## [Assignment]
The output is a word-for-word repeat of the listing below, free of images.

# # # #

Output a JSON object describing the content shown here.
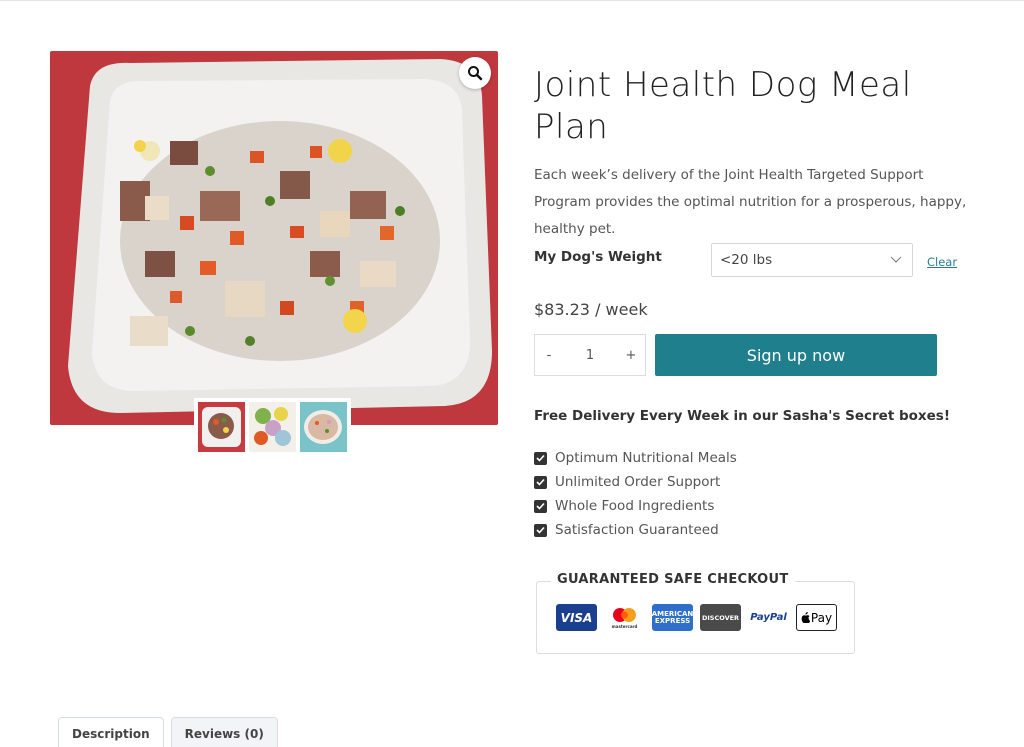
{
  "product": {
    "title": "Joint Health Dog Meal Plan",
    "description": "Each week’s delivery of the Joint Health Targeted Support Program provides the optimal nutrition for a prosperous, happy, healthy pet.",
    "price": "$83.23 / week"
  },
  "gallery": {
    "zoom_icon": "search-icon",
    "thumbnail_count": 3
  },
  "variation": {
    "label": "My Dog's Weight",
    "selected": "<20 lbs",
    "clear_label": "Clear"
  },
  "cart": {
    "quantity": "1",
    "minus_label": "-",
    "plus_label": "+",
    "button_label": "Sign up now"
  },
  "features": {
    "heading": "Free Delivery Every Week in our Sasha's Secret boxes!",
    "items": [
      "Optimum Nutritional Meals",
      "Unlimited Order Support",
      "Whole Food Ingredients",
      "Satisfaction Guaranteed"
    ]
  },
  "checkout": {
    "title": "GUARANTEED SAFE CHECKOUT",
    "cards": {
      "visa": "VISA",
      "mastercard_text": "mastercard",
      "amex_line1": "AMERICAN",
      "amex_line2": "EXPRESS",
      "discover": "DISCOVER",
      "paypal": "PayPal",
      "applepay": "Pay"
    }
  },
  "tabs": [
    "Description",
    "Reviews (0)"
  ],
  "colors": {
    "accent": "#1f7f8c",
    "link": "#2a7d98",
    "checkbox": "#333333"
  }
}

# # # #

## [Answer to the problem]
Output a JSON object describing the content shown here.
{
  "product": {
    "title": "Joint Health Dog Meal Plan",
    "description": "Each week’s delivery of the Joint Health Targeted Support Program provides the optimal nutrition for a prosperous, happy, healthy pet.",
    "price": "$83.23 / week"
  },
  "gallery": {
    "zoom_icon": "search-icon",
    "thumbnail_count": 3
  },
  "variation": {
    "label": "My Dog's Weight",
    "selected": "<20 lbs",
    "clear_label": "Clear"
  },
  "cart": {
    "quantity": "1",
    "minus_label": "-",
    "plus_label": "+",
    "button_label": "Sign up now"
  },
  "features": {
    "heading": "Free Delivery Every Week in our Sasha's Secret boxes!",
    "items": [
      "Optimum Nutritional Meals",
      "Unlimited Order Support",
      "Whole Food Ingredients",
      "Satisfaction Guaranteed"
    ]
  },
  "checkout": {
    "title": "GUARANTEED SAFE CHECKOUT",
    "cards": {
      "visa": "VISA",
      "mastercard_text": "mastercard",
      "amex_line1": "AMERICAN",
      "amex_line2": "EXPRESS",
      "discover": "DISCOVER",
      "paypal": "PayPal",
      "applepay": "Pay"
    }
  },
  "tabs": [
    "Description",
    "Reviews (0)"
  ],
  "colors": {
    "accent": "#1f7f8c",
    "link": "#2a7d98",
    "checkbox": "#333333"
  }
}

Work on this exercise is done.